TASK TO COMPLETE: Print each entry as it appears. Images stay out of the copy.

INFORMATION PROVIDED:
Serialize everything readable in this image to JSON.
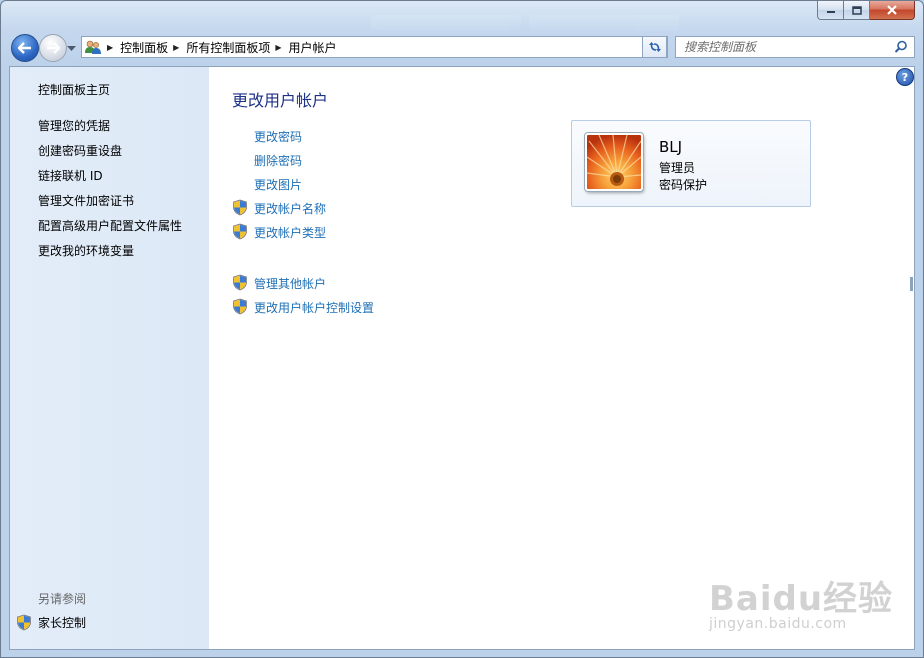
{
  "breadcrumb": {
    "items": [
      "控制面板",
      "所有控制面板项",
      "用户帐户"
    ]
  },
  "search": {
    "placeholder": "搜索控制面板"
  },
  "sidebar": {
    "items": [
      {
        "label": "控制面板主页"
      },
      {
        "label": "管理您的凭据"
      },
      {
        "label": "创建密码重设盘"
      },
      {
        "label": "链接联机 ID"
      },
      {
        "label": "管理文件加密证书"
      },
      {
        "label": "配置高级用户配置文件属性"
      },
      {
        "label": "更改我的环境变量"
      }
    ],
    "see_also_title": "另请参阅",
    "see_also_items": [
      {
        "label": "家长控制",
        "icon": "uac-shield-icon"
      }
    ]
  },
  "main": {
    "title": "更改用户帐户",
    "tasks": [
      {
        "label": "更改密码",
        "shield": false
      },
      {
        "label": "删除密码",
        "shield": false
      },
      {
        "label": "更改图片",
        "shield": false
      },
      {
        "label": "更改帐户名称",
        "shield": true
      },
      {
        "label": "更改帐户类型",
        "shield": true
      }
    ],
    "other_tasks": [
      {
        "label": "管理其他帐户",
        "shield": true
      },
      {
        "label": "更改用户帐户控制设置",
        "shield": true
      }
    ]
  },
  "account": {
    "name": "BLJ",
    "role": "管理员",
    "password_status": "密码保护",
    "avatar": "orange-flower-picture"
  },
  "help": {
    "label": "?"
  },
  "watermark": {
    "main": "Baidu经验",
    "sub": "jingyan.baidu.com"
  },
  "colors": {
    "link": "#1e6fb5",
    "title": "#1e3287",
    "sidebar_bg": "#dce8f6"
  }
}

EXERCISE RESPONSE:
Serialize everything readable in this image to JSON.
{
  "breadcrumb": {
    "items": [
      "控制面板",
      "所有控制面板项",
      "用户帐户"
    ]
  },
  "search": {
    "placeholder": "搜索控制面板"
  },
  "sidebar": {
    "items": [
      {
        "label": "控制面板主页"
      },
      {
        "label": "管理您的凭据"
      },
      {
        "label": "创建密码重设盘"
      },
      {
        "label": "链接联机 ID"
      },
      {
        "label": "管理文件加密证书"
      },
      {
        "label": "配置高级用户配置文件属性"
      },
      {
        "label": "更改我的环境变量"
      }
    ],
    "see_also_title": "另请参阅",
    "see_also_items": [
      {
        "label": "家长控制",
        "icon": "uac-shield-icon"
      }
    ]
  },
  "main": {
    "title": "更改用户帐户",
    "tasks": [
      {
        "label": "更改密码",
        "shield": false
      },
      {
        "label": "删除密码",
        "shield": false
      },
      {
        "label": "更改图片",
        "shield": false
      },
      {
        "label": "更改帐户名称",
        "shield": true
      },
      {
        "label": "更改帐户类型",
        "shield": true
      }
    ],
    "other_tasks": [
      {
        "label": "管理其他帐户",
        "shield": true
      },
      {
        "label": "更改用户帐户控制设置",
        "shield": true
      }
    ]
  },
  "account": {
    "name": "BLJ",
    "role": "管理员",
    "password_status": "密码保护",
    "avatar": "orange-flower-picture"
  },
  "help": {
    "label": "?"
  },
  "watermark": {
    "main": "Baidu经验",
    "sub": "jingyan.baidu.com"
  },
  "colors": {
    "link": "#1e6fb5",
    "title": "#1e3287",
    "sidebar_bg": "#dce8f6"
  }
}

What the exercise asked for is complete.